Salerno War Cemetery - Captain Robin Fevez

"In a ditch, half covered by water, was all that remained of Captain Robin Fevez, who had been in command of 'D' Company, and not far away in another ditch - this was well drained agricultural land  - lay, facedown, what seemed to be the remains of Vic Anglish, the Provost Sergeant. Was my imagination playing tricks, or did I hear a moaning sound? I stopped, retraced my steps, and listened again. Yes, it wasn't imagination; I did hear something. As I drew nearer to the seemingly lifeless body, I was quite sure. Vic Anglish was definitely alive - but only just. We got him out of the ditch and stretcher bearers took him to the beach. I was later to hear that he survived, was repatriated and medically discharged from the army."

"Sgt Anglish was one of the lucky ones. All day long we were finding less fortunate comrades and burying their remains in shallow graves. The proper job would be done later by the War Department."


Salerno Commonwealth War Graves Cemetery

"We moved forward and dug in on the airfield, about two miles inland.
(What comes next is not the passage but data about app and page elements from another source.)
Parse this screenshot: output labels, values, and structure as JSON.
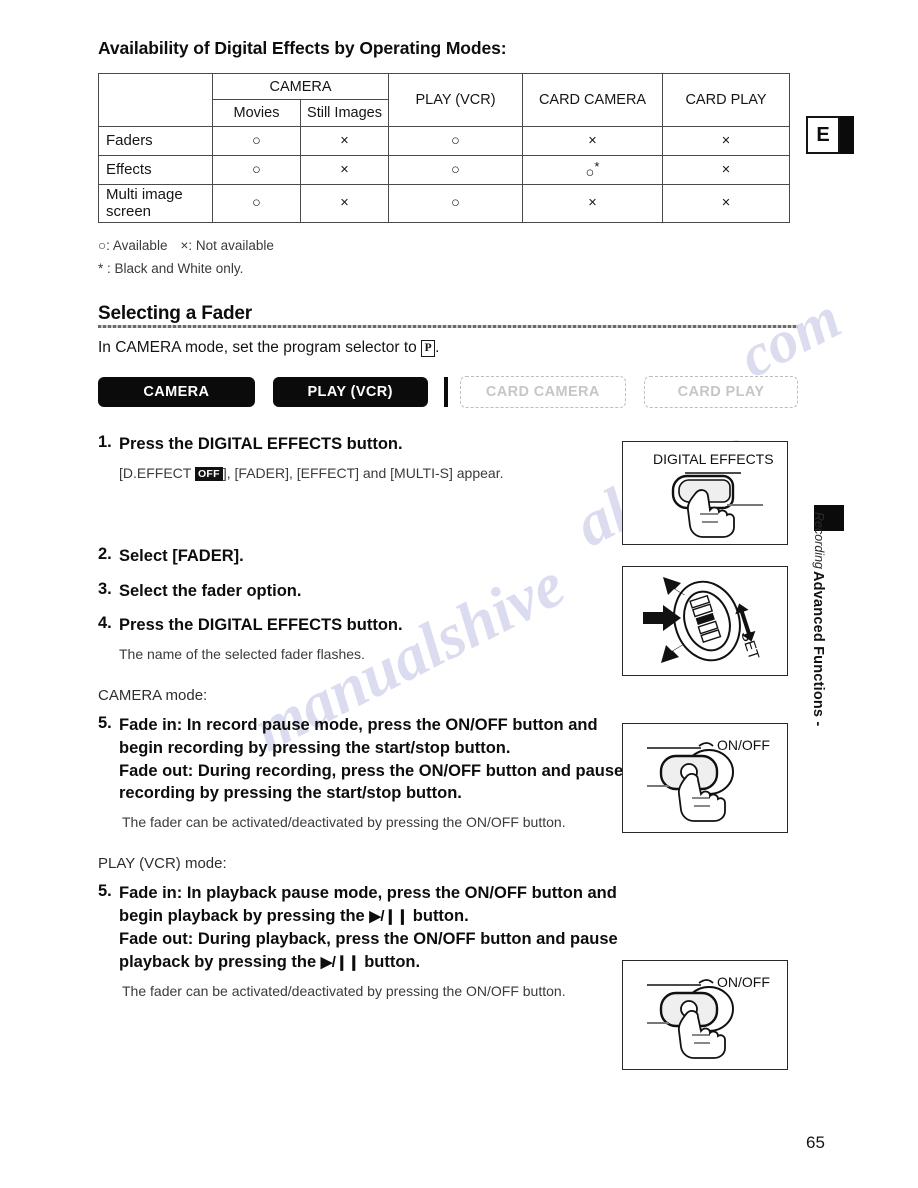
{
  "document": {
    "page_number": "65",
    "language_tab": "E",
    "side_chapter_main": "Advanced Functions -",
    "side_chapter_sub": "Recording"
  },
  "watermark": {
    "line1": "manualshive",
    "line2": "alshive",
    "line3": ". com"
  },
  "availability": {
    "title": "Availability of Digital Effects by Operating Modes:",
    "headers": {
      "blank": "",
      "camera": "CAMERA",
      "movies": "Movies",
      "still_images": "Still Images",
      "play_vcr": "PLAY (VCR)",
      "card_camera": "CARD CAMERA",
      "card_play": "CARD PLAY"
    },
    "rows": [
      {
        "label": "Faders",
        "movies": "○",
        "still_images": "×",
        "play_vcr": "○",
        "card_camera": "×",
        "card_play": "×"
      },
      {
        "label": "Effects",
        "movies": "○",
        "still_images": "×",
        "play_vcr": "○",
        "card_camera": "○",
        "card_camera_star": "*",
        "card_play": "×"
      },
      {
        "label": "Multi image screen",
        "movies": "○",
        "still_images": "×",
        "play_vcr": "○",
        "card_camera": "×",
        "card_play": "×"
      }
    ],
    "legend_line1_a": "○: Available",
    "legend_line1_b": "×: Not available",
    "legend_line2": "* : Black and White only."
  },
  "fader_section": {
    "heading": "Selecting a Fader",
    "intro_before": "In CAMERA mode, set the program selector to",
    "intro_symbol": "P",
    "intro_after": ".",
    "modes": [
      {
        "label": "CAMERA",
        "active": true
      },
      {
        "label": "PLAY (VCR)",
        "active": true
      },
      {
        "label": "CARD CAMERA",
        "active": false
      },
      {
        "label": "CARD PLAY",
        "active": false
      }
    ],
    "steps": [
      {
        "num": "1.",
        "text_before": "Press the DIGITAL EFFECTS button.",
        "note_a": "[D.EFFECT",
        "note_badge": "OFF",
        "note_b": "], [FADER], [EFFECT] and [MULTI-S] appear."
      },
      {
        "num": "2.",
        "text": "Select [FADER]."
      },
      {
        "num": "3.",
        "text": "Select the fader option."
      },
      {
        "num": "4.",
        "text": "Press the DIGITAL EFFECTS button.",
        "note": "The name of the selected fader flashes."
      }
    ],
    "camera_mode": {
      "label": "CAMERA mode:",
      "num": "5.",
      "line1": "Fade in: In record pause mode, press the ON/OFF button and begin recording by pressing the start/stop button.",
      "line2": "Fade out: During recording, press the ON/OFF button and pause recording by pressing the start/stop button.",
      "note": "The fader can be activated/deactivated by pressing the ON/OFF button."
    },
    "play_mode": {
      "label": "PLAY (VCR) mode:",
      "num": "5.",
      "line1_a": "Fade in: In playback pause mode, press the ON/OFF button and begin playback by pressing the",
      "line1_sym": "▶/❙❙",
      "line1_b": "button.",
      "line2_a": "Fade out: During playback, press the ON/OFF button and pause playback by pressing the",
      "line2_sym": "▶/❙❙",
      "line2_b": "button.",
      "note": "The fader can be activated/deactivated by pressing the ON/OFF button."
    }
  },
  "illustrations": {
    "digital_effects_label": "DIGITAL EFFECTS",
    "set_dial_label": "SET",
    "onoff_label_camera": "ON/OFF",
    "onoff_label_play": "ON/OFF"
  }
}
Others occupied the tobacco factory which had been one of the earlier objectives."

Clark's U.S. component consisting of Dawley's VI Corps which included the 36th and 45th divisions came ashore south of the mouth of the River Sele with orders to take the coastal towns of Agripoli, Altavilla and Castel St Lorenzo. During the German counter attack, elements of the 16th Panzer division had driven hard into the American forces in the Sele river valley a little further upstream.
The Tabbacchificio Fiocche, Salerno

As has previously been mentioned, this was a tobacco growing area and the tobacco factory in the British sector was matched by an even bigger facility in the area occupied by U.S. Forces. We were surprised to find the major part of the Fiocche tobacco factory still standing. The tobacco industry is long gone but two sides of the six storey structure at Fiocche are still there - derelict, overgrown and marked by the impact of artillery fire. The central yard originally used to dry tobacco crops would have been a perfect hard-standing for heavy military vehicles.
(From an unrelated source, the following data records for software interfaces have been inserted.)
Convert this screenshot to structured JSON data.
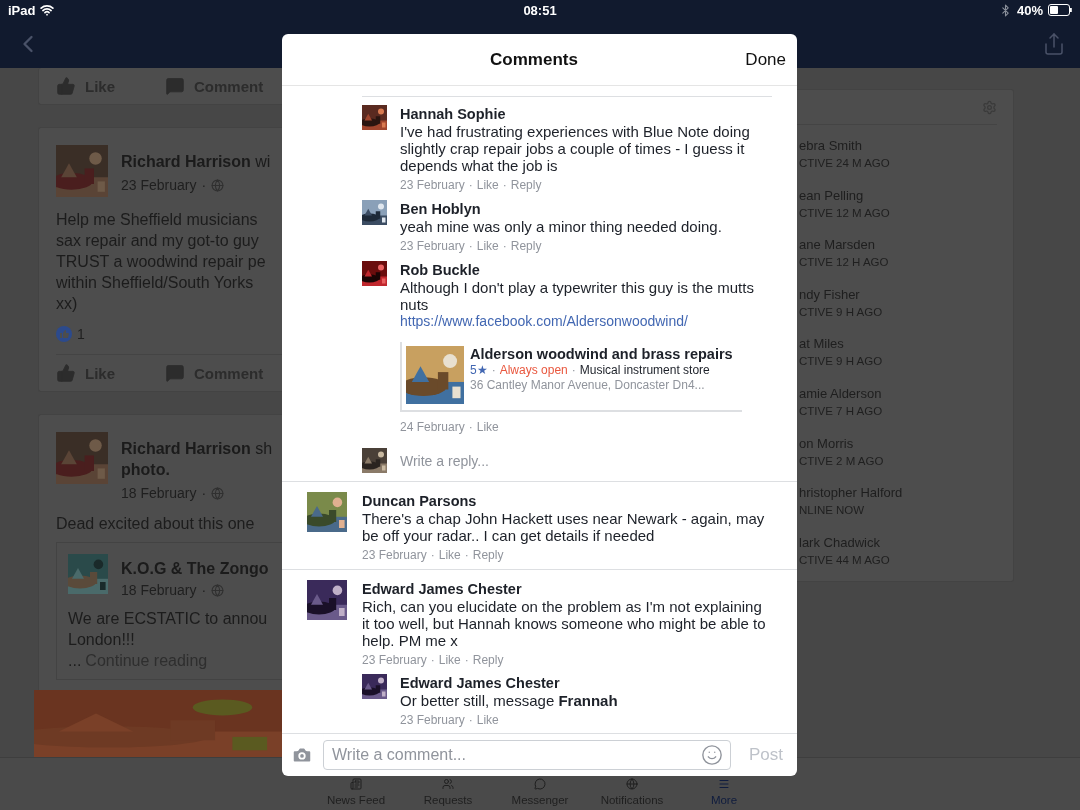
{
  "status_bar": {
    "device": "iPad",
    "time": "08:51",
    "battery": "40%"
  },
  "feed": {
    "separator": "·",
    "posts": [
      {
        "kind": "actions_only",
        "actions": [
          "Like",
          "Comment"
        ]
      },
      {
        "kind": "post",
        "header": "**Richard Harrison** wi",
        "date": "23 February",
        "lines": [
          "Help me Sheffield musicians",
          "sax repair and my got-to guy",
          "TRUST a woodwind repair pe",
          "within Sheffield/South Yorks",
          "xx)"
        ],
        "likes": "1",
        "actions": [
          "Like",
          "Comment"
        ]
      },
      {
        "kind": "shared",
        "header": "**Richard Harrison** sh **photo.**",
        "date": "18 February",
        "lines": [
          "Dead excited about this one"
        ],
        "shared": {
          "author": "K.O.G & The Zongo",
          "date": "18 February",
          "lines": [
            "We are ECSTATIC to annou",
            "London!!!"
          ],
          "ellipsis": "...",
          "more": "Continue reading"
        }
      }
    ]
  },
  "sidebar": {
    "contacts": [
      {
        "name": "ebra Smith",
        "status": "CTIVE 24 M AGO"
      },
      {
        "name": "ean Pelling",
        "status": "CTIVE 12 M AGO"
      },
      {
        "name": "ane Marsden",
        "status": "CTIVE 12 H AGO"
      },
      {
        "name": "ndy Fisher",
        "status": "CTIVE 9 H AGO"
      },
      {
        "name": "at Miles",
        "status": "CTIVE 9 H AGO"
      },
      {
        "name": "amie Alderson",
        "status": "CTIVE 7 H AGO"
      },
      {
        "name": "on Morris",
        "status": "CTIVE 2 M AGO"
      },
      {
        "name": "hristopher Halford",
        "status": "NLINE NOW"
      },
      {
        "name": "lark Chadwick",
        "status": "CTIVE 44 M AGO"
      }
    ]
  },
  "tab_bar": {
    "tabs": [
      {
        "label": "News Feed",
        "selected": false
      },
      {
        "label": "Requests",
        "selected": false
      },
      {
        "label": "Messenger",
        "selected": false
      },
      {
        "label": "Notifications",
        "selected": false
      },
      {
        "label": "More",
        "selected": true
      }
    ]
  },
  "modal": {
    "title": "Comments",
    "done": "Done",
    "separator": "·",
    "threads": [
      {
        "replies": [
          {
            "name": "Hannah Sophie",
            "text": "I've had frustrating experiences with Blue Note doing slightly crap repair jobs a couple of times - I guess it depends what the job is",
            "meta": [
              "23 February",
              "Like",
              "Reply"
            ]
          },
          {
            "name": "Ben Hoblyn",
            "text": "yeah mine was only a minor thing needed doing.",
            "meta": [
              "23 February",
              "Like",
              "Reply"
            ]
          },
          {
            "name": "Rob Buckle",
            "text": "Although I don't play a typewriter this guy is the mutts nuts",
            "link": "https://www.facebook.com/Aldersonwoodwind/",
            "preview": {
              "title": "Alderson woodwind and brass repairs",
              "rating": "5★",
              "hours": "Always open",
              "category": "Musical instrument store",
              "address": "36 Cantley Manor Avenue, Doncaster Dn4..."
            },
            "meta": [
              "24 February",
              "Like"
            ]
          }
        ],
        "reply_field": {
          "placeholder": "Write a reply..."
        }
      },
      {
        "comment": {
          "name": "Duncan Parsons",
          "text": "There's a chap John Hackett uses near Newark - again, may be off your radar.. I can get details if needed",
          "meta": [
            "23 February",
            "Like",
            "Reply"
          ]
        }
      },
      {
        "comment": {
          "name": "Edward James Chester",
          "text": "Rich, can you elucidate on the problem as I'm not explaining it too well, but Hannah knows someone who might be able to help. PM me x",
          "meta": [
            "23 February",
            "Like",
            "Reply"
          ]
        },
        "replies": [
          {
            "name": "Edward James Chester",
            "text": "Or better still, message **Frannah**",
            "meta": [
              "23 February",
              "Like"
            ]
          }
        ]
      }
    ],
    "composer": {
      "placeholder": "Write a comment...",
      "post": {
        "label": "Post",
        "disabled": true
      }
    }
  }
}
The close-quarter fight for the tobacco factory on the 11 September saw the facility change hands several times as GI's from the U.S. 1/157th Regiment battled with men of the 79th Panzer Grenadier Regiment (16th Panzer Division).

A few miles to the south within the U.S. 36th Division's area of operations, the three stunning 600-450 BC Greek temples at Paestrum hosted a number of allied Red Cross medical facilities. Both sides respected the integrity of this world class historical sight and the temples remained undamaged throughout the battle - as can be seen in my 'then and now' photographs.

The Basilica at Paestum - September 1943

The Basilica at Paestum - May 2019
Following the route that the 56th Division took after the bridgehead had been consolidated we passed though the hilltop town of Baronissi. This is where the 65th Regiment of the Royal Artillery arrived on the 1st October 1943. Their role was to provide covering artillery fire for the Allied advance to the west.
Baronissi

At the top of the village there is a striking view of the surrounding countryside and it is immediately evident why the town was selected as an appropriate fire base.

The advance north had one redeeming factor though - that is the reception that the Italian population gave to the Allied troops. My Great Uncle Jimmy wrote:

"Everywhere we were well received by the Italians. The Germans, apparently, had treated them deplorably and we witnessed the results of many atrocities. I remember seeing an entire family of Italian peasants who had been shot dead and left lying on the approach to their farm. Warm welcomes awaited us everywhere amid cries of "Liberatori". We had chickens, eggs and vino thrust upon us and the girls wanted to kiss us at the very least."

Our little group headed next to Naples - a story which I will cover in a future blog. We would not be indulging in the pleasures Great Uncle Jimmy spoke about in his memoir - namely 'luscious senorignas and whores'!

For the Cassino leg of this roadtrip click here.